Part 1 of this series discussed the status of the Caribbean's COVID-19 battle as of the beginning of June 2020. In this second instalment, we'll take a look at how the region plans to reopen its economies, most of which are reliant on tourism.
Caribbean tourism had a boom year in 2019. Then, toward the end of the year, COVID-19 emerged. The result has been a pandemic that caused the Caribbean Tourism Organization, in a series of podcasts, to dub the virus as “the unwanted visitor.”
As a major source of foreign exchange and employment for most Caribbean countries, the imperative to safely open up borders to overseas visitors, at least now that some regional territories appear to have a decent grasp on containing the number of COVID-19 cases, has become ever more pressing since May.
However, while a few islands have declared themselves ready and even set dates — whether tentative or firm — for reopening, others have not reached that stage. Some are unwilling to put any date on an opening at all.
Opening up travel
Among those that have declared themselves open for business from June are Antigua and Barbuda, which will welcome its first flight from the United States on June 4, and St. Lucia, which has announced it will take a “responsible phased approach to re-opening the tourism sector” on the same date — despite having extended a local state of emergency until September.

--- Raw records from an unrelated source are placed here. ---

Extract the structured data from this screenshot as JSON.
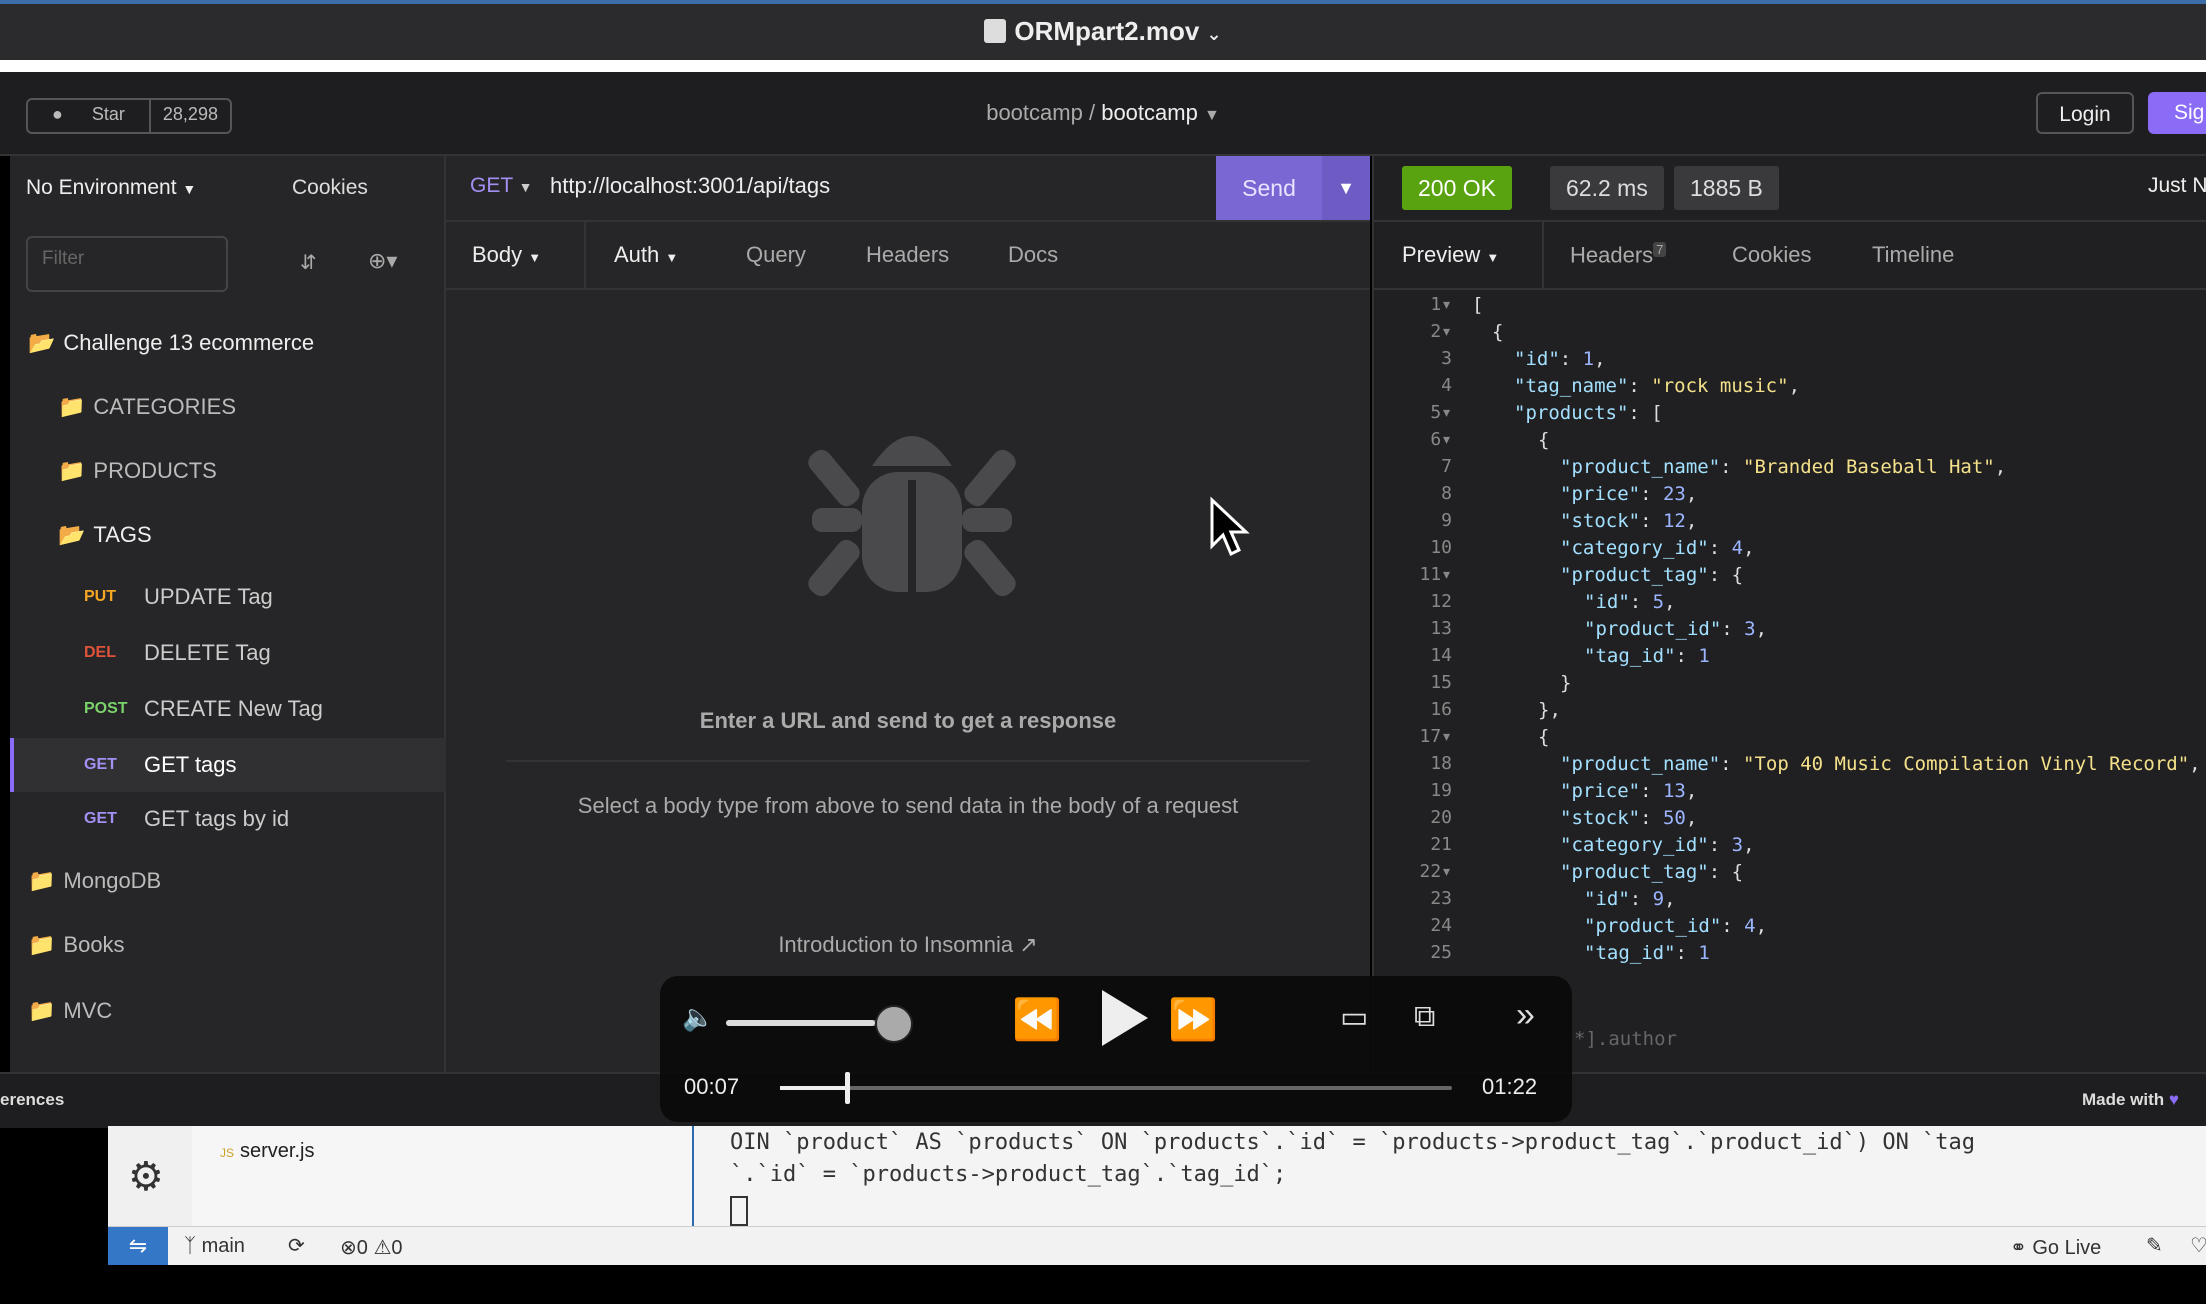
{
  "window": {
    "title": "ORMpart2.mov"
  },
  "header": {
    "star_label": "Star",
    "star_count": "28,298",
    "breadcrumb_org": "bootcamp",
    "breadcrumb_sep": "/",
    "breadcrumb_project": "bootcamp",
    "login_label": "Login",
    "signup_label": "Sig"
  },
  "sidebar": {
    "environment": "No Environment",
    "cookies": "Cookies",
    "filter_placeholder": "Filter",
    "collection": "Challenge 13 ecommerce",
    "folders": [
      "CATEGORIES",
      "PRODUCTS",
      "TAGS"
    ],
    "requests": [
      {
        "method": "PUT",
        "name": "UPDATE Tag",
        "color": "#f5a623"
      },
      {
        "method": "DEL",
        "name": "DELETE Tag",
        "color": "#e0533a"
      },
      {
        "method": "POST",
        "name": "CREATE New Tag",
        "color": "#7bd36b"
      },
      {
        "method": "GET",
        "name": "GET tags",
        "color": "#a48ff3"
      },
      {
        "method": "GET",
        "name": "GET tags by id",
        "color": "#a48ff3"
      }
    ],
    "other_folders": [
      "MongoDB",
      "Books",
      "MVC"
    ]
  },
  "request": {
    "method": "GET",
    "url": "http://localhost:3001/api/tags",
    "send_label": "Send",
    "tabs": [
      "Body",
      "Auth",
      "Query",
      "Headers",
      "Docs"
    ],
    "empty_title": "Enter a URL and send to get a response",
    "empty_desc": "Select a body type from above to send data in the body of a request",
    "intro_link": "Introduction to Insomnia"
  },
  "response": {
    "status": "200 OK",
    "time": "62.2 ms",
    "size": "1885 B",
    "timestamp": "Just N",
    "tabs": [
      "Preview",
      "Headers",
      "Cookies",
      "Timeline"
    ],
    "headers_count": "7",
    "filter_hint": "*].author",
    "status_color": "#59a210"
  },
  "footer": {
    "preferences": "erences",
    "made_with": "Made with"
  },
  "video": {
    "current": "00:07",
    "total": "01:22",
    "progress": 0.1,
    "volume": 0.8
  },
  "vscode": {
    "file": "server.js",
    "file_icon": "JS",
    "sql_line1": "OIN `product` AS `products` ON `products`.`id` = `products->product_tag`.`product_id`) ON `tag",
    "sql_line2": "`.`id` = `products->product_tag`.`tag_id`;",
    "branch": "main",
    "errors": "0",
    "warnings": "0",
    "go_live": "Go Live"
  }
}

Belize, a Caribbean country situated along the northeastern coast of Central America, can boast no COVID-19 cases for over a month; along with Grenada and the Dutch island of Aruba, it appears ready to open borders soon. None of the three countries have yet announced dates, however. Aruba’s neighbour, Bonaire, also with zero cases, will end its travel ban on June 15.
Meanwhile, the US Virgin Islands reopened for tourists on June 1, although its state of emergency remains in place until July 11.
Taking it slow, despite the hype
The Cayman Islands (population 64,000) has no set date for returning to full normality, although one health institution there plans to conduct antibody testing for COVID immunity.
A hugely popular cruise ship destination, Cayman has already tested close to 20 percent of its population and has 150 cases. Tourism officials are planning a phased recovery, with no timeline set. However, the unpredictability of the virus was illustrated on June 3 with the announcement that a nine-year-old child has tested positive – a situation the islands’ Chief Medical Officer calls “sobering.”
Meanwhile, travel interests and hotel chains are gearing themselves up, taking bookings and hyping the region as a preferred destination. Pointing to the region’s relatively low infection rate, one travel website asserted that US visitors will be back in the Caribbean by June.
However, with the virus not completely dispelled in some countries that are planning to reopen, and fears that large numbers of visitors may spell danger for local populations, the mood in the Caribbean remains cautious.
We are not going to be driven by dates, we are going to be driven by protocols that make us safe. […] We are trying to balance lives and livelihoods, like everyone else […] but the scale of unemployment has been crippling.
Mottley stressed that going forward, “the big issue” is the testing of travellers; she confirmed that stakeholder discussions with regard to detailed travel protocols are ongoing. Her own island, with a population of 287,000, has recorded no new cases of COVID-19 for six days; 11 cases were recorded for May, and there has been extensive testing. While restrictions on shopping have been lifted and citizens have access to the island's beaches, the Barbadian government has not yet announced a date for reopening its borders.
In Jamaica, Prime Minister Andrew Holness confirmed at a press briefing that CARICOM is seeking to collaborate on new protocols for tourists arriving on its shores. Referring to a “new normal,” he noted:
These protocols probably won’t be much different to what other countries will have, but as a group, I think there is a general understanding of what the future of travel will look like.
It’s a dilemma for Caribbean governments, torn between ongoing public health concerns and the reality of a regional, tourism-dependent economy now in a downward spiral. The Planning Institute of Jamaica has predicted a major contraction in the gross domestic product (GDP) for the April to June quarter, primarily as a result of the measures being taken to address the pandemic.
One more factor should be entered into the equation, to which the CARICOM chair referred: June 1 was the official start of the 2020 Atlantic hurricane season, a period which the Caribbean faces with increasing trepidation, thanks to ever-worsening impacts of the climate crisis. Over the past few years, the storms have increased in intensity, with devastating effects.
2020 is proving to be a year of enormous challenges and great unpredictability for the Caribbean. Is the region past the worst with COVID-19? It may be too early to say, but it seems likely that there may be more trials to come.